• _What you have to do_
Among the entries below, how many lines contain the string "your"? Only the number is wanted.

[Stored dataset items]

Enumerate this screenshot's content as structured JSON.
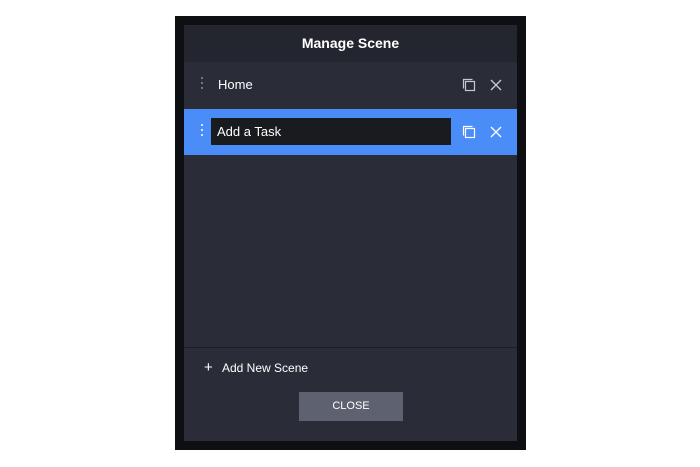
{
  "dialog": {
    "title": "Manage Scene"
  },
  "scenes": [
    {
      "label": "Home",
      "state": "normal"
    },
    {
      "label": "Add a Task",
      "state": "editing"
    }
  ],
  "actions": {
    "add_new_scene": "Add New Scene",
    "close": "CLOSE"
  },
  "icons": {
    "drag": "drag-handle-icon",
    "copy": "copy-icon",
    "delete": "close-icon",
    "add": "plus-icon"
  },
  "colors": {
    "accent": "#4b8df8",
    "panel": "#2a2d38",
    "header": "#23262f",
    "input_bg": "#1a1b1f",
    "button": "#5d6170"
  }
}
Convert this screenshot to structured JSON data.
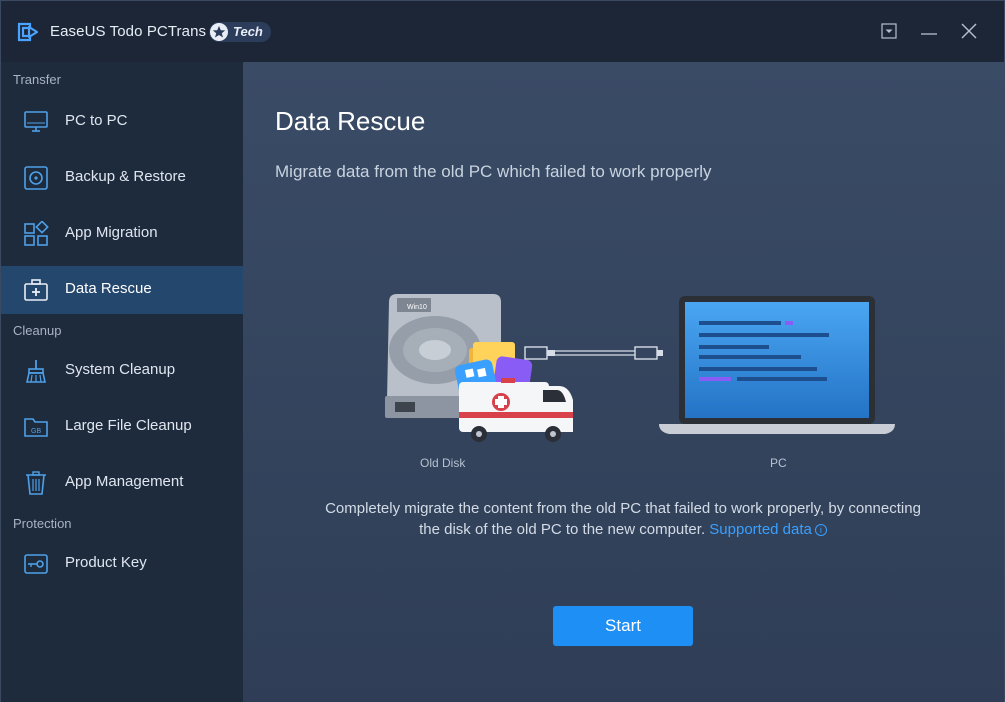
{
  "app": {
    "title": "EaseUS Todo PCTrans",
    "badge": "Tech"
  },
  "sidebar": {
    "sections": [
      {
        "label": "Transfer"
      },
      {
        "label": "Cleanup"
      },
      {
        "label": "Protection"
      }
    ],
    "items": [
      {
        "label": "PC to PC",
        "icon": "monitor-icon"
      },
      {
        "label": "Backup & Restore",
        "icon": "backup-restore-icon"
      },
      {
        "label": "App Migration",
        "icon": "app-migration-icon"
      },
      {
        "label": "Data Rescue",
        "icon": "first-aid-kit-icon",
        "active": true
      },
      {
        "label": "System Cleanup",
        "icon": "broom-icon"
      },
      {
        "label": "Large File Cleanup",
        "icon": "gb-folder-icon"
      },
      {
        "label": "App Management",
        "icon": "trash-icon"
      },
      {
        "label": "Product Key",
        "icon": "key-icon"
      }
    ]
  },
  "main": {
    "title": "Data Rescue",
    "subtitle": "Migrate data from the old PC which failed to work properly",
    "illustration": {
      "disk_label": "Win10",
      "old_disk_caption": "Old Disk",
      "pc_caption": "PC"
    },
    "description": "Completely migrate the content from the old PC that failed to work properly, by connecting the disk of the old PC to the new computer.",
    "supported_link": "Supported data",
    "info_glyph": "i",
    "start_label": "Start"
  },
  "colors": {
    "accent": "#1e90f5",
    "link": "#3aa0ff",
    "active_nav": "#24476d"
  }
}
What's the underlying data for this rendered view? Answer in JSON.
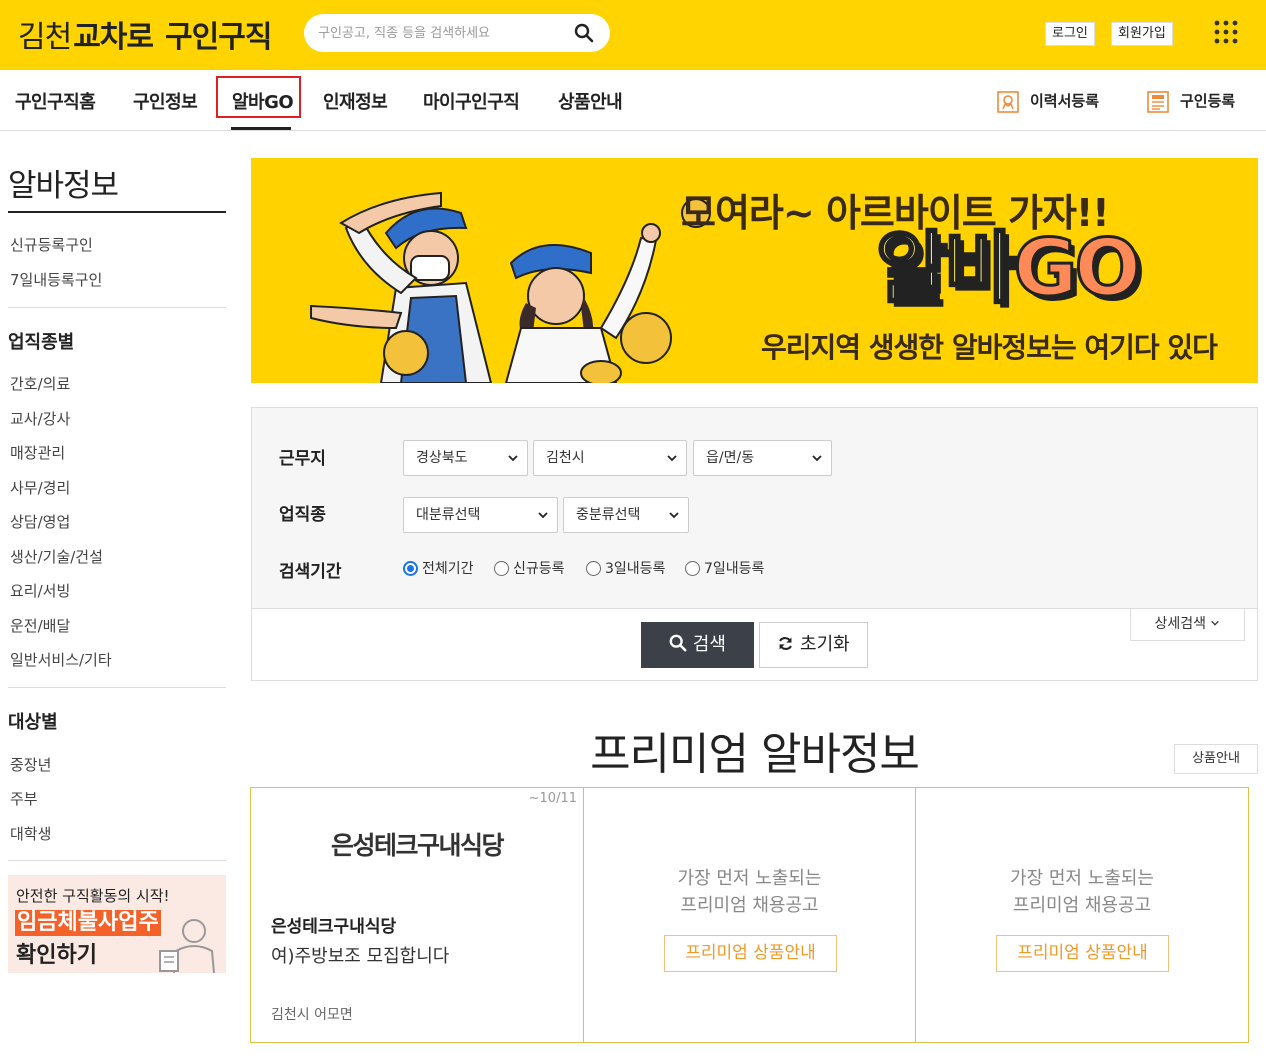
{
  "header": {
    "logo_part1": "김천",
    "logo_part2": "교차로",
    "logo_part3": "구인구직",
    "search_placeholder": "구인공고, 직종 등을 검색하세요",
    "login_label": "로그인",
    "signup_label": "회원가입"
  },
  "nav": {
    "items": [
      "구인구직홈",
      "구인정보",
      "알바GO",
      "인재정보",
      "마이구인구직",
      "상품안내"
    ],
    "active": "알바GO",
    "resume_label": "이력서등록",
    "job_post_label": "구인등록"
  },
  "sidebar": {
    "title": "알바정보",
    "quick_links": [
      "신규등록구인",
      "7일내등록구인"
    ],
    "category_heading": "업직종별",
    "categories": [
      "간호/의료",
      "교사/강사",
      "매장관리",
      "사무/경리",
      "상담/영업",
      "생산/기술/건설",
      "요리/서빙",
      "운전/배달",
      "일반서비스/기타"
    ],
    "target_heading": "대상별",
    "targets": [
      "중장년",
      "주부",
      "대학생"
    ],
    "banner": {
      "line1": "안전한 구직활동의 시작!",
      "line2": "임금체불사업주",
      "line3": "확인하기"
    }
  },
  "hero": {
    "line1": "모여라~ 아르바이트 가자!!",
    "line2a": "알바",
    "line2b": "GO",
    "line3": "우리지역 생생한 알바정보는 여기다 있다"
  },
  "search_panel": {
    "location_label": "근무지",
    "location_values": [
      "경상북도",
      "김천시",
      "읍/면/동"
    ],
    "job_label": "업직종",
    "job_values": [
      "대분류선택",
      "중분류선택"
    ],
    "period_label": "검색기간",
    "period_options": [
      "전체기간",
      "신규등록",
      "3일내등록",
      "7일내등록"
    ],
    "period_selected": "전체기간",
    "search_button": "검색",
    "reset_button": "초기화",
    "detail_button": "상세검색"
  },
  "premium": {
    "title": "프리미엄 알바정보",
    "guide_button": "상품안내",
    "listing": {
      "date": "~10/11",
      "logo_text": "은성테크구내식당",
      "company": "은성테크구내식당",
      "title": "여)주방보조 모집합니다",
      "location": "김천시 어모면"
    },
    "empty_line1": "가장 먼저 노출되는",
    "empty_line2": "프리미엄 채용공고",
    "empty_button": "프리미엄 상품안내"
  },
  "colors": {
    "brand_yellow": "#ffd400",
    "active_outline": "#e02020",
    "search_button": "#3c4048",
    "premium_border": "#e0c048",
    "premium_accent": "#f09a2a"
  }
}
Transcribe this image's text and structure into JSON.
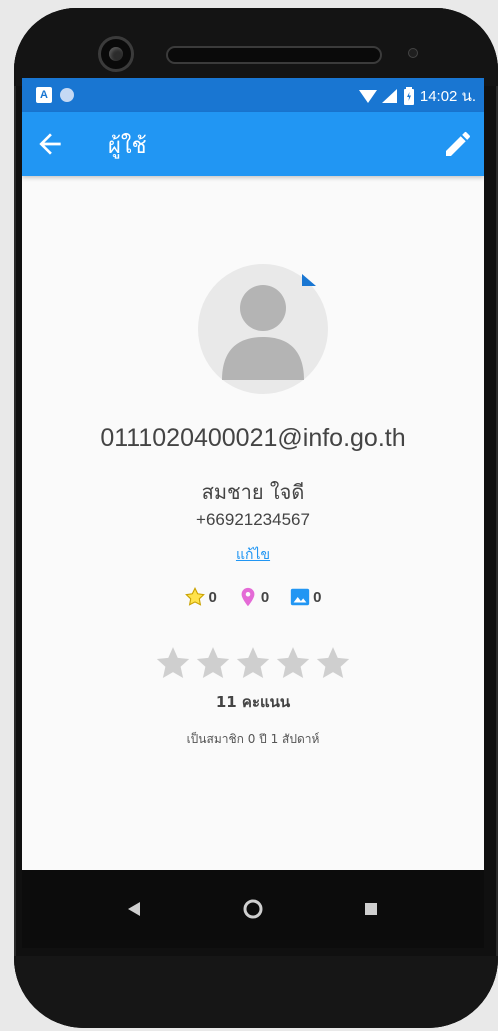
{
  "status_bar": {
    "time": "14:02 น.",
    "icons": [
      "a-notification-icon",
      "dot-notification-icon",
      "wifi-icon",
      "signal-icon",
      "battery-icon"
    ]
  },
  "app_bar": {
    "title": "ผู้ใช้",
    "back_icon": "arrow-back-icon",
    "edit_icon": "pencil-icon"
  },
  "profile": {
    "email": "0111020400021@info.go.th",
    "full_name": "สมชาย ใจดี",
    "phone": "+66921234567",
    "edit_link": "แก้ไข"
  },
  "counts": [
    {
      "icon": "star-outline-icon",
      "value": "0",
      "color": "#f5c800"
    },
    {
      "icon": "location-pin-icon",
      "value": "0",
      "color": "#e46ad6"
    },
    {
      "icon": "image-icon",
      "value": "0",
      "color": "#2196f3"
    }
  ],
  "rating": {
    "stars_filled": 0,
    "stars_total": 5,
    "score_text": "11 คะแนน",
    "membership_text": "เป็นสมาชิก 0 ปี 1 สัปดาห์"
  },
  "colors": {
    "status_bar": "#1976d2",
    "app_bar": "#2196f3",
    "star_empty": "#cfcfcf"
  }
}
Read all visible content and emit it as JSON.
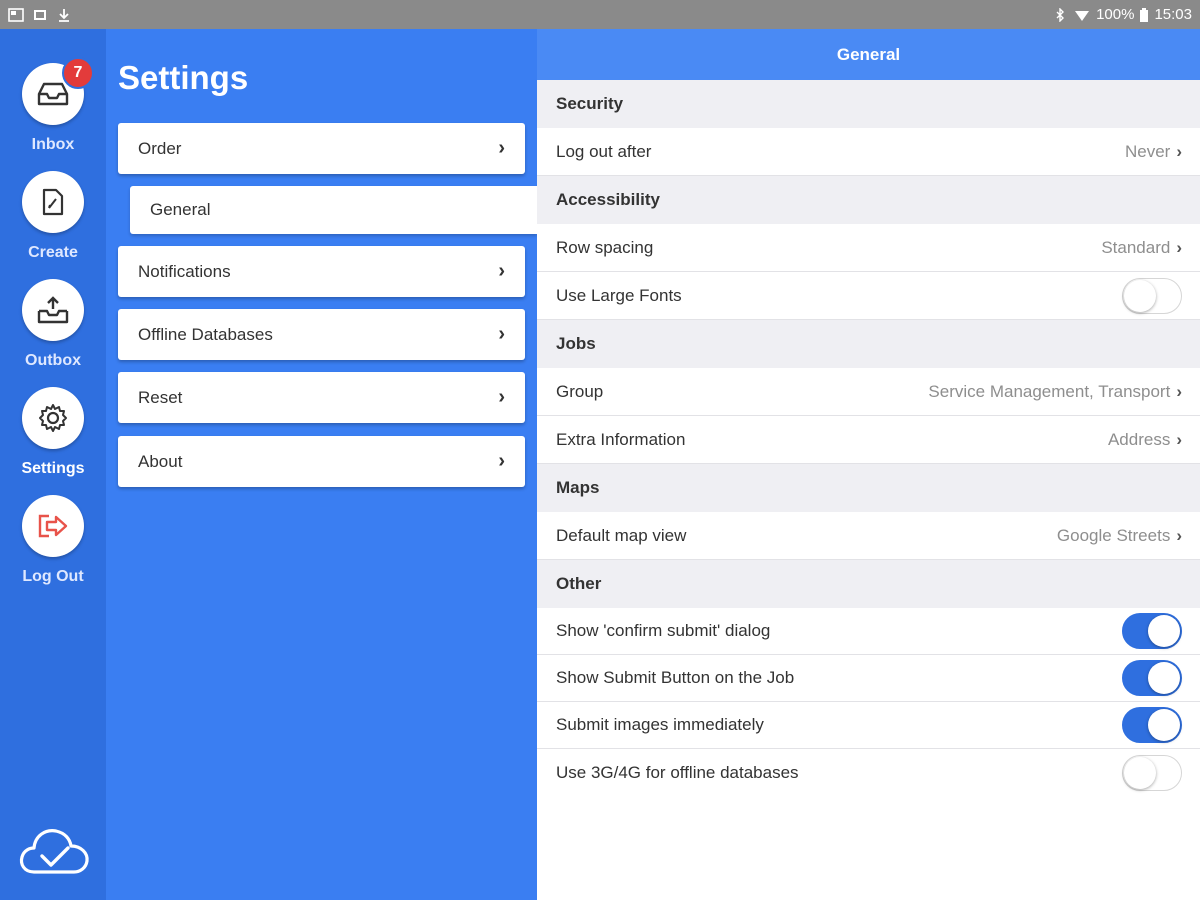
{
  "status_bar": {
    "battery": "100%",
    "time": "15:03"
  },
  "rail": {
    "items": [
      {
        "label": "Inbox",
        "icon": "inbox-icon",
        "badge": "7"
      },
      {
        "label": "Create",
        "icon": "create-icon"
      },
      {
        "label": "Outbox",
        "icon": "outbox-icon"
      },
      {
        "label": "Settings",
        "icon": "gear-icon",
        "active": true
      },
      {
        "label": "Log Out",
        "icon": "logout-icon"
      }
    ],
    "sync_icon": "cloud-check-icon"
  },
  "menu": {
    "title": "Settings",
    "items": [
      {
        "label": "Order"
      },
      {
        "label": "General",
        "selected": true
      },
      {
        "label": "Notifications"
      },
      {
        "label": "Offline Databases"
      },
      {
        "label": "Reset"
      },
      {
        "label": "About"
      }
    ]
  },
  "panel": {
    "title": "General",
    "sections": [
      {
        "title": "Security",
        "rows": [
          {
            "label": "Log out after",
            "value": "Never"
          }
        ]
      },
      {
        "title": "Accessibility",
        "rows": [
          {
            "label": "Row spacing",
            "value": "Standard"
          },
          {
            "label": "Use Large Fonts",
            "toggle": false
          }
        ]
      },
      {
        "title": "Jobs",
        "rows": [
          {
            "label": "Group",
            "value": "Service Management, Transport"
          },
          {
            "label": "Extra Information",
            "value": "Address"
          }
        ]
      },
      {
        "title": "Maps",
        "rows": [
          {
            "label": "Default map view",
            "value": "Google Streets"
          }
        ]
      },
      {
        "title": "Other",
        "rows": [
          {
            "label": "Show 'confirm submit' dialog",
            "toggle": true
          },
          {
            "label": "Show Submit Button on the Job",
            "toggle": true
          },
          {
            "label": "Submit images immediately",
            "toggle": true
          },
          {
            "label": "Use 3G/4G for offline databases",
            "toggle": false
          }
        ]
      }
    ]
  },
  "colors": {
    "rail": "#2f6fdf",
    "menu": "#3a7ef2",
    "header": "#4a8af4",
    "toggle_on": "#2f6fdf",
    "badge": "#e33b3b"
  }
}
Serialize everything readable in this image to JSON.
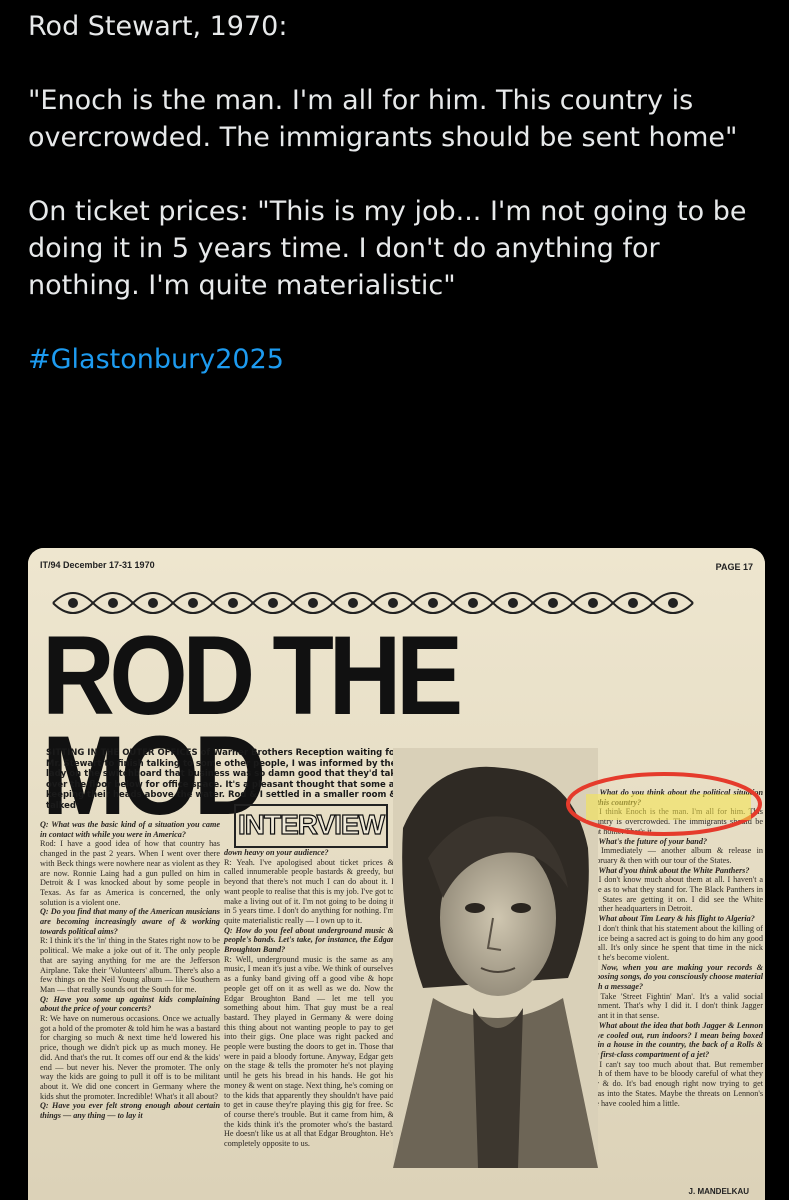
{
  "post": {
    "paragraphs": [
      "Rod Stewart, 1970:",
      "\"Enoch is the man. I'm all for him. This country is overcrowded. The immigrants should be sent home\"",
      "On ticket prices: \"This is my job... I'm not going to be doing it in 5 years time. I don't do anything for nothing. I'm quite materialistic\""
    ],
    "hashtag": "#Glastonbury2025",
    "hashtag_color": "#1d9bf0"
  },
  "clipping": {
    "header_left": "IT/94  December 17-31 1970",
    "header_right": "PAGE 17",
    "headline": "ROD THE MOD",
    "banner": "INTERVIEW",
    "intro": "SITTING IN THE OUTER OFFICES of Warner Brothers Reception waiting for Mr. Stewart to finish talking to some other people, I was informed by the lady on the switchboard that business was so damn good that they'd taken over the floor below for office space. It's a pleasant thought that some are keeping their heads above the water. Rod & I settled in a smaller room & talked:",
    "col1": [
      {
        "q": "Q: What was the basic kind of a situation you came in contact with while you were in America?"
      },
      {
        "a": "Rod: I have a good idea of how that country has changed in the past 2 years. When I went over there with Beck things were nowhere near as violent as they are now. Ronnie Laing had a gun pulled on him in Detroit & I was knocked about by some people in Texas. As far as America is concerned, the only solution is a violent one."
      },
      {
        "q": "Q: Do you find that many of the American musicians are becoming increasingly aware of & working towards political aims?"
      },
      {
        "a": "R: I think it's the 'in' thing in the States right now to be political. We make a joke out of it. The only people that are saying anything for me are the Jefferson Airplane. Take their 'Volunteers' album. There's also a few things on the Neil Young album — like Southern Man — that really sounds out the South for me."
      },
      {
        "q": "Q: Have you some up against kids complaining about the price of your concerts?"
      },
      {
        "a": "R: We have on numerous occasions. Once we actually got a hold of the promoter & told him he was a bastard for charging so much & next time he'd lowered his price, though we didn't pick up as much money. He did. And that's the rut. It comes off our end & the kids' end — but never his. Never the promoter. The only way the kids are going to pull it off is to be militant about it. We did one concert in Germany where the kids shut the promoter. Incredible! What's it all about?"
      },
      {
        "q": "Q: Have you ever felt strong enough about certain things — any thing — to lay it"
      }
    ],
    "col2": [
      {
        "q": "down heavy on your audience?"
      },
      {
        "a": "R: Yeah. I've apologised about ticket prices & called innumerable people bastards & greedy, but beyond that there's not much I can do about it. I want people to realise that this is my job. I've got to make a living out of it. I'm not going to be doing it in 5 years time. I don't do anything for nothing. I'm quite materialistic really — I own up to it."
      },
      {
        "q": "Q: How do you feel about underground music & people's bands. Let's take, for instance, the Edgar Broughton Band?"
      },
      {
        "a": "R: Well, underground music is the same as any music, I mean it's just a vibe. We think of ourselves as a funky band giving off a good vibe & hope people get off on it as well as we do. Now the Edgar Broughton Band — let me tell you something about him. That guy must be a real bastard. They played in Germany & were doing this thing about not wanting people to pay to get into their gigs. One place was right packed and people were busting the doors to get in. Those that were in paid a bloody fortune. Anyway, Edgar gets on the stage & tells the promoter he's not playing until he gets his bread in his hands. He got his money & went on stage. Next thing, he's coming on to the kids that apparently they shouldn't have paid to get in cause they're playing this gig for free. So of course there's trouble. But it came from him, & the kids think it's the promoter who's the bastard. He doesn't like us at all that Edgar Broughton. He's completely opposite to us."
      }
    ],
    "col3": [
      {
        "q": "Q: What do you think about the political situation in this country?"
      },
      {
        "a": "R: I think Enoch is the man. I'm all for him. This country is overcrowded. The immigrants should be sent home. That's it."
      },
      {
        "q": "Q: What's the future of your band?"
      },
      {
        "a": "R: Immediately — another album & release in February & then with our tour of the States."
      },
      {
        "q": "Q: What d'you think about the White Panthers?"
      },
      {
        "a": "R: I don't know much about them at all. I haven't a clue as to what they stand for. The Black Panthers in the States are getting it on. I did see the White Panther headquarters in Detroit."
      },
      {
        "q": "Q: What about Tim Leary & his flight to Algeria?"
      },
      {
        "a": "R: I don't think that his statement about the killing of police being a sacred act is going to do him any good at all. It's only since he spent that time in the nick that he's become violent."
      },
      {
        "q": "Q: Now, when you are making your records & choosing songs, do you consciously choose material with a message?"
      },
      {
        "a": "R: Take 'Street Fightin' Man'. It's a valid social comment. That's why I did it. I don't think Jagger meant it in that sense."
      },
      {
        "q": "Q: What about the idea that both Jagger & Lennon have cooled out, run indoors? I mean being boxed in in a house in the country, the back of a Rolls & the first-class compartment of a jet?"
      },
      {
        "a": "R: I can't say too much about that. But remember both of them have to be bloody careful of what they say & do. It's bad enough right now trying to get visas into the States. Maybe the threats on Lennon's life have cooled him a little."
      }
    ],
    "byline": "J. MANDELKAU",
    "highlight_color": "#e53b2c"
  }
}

• _Response to this exercise_
4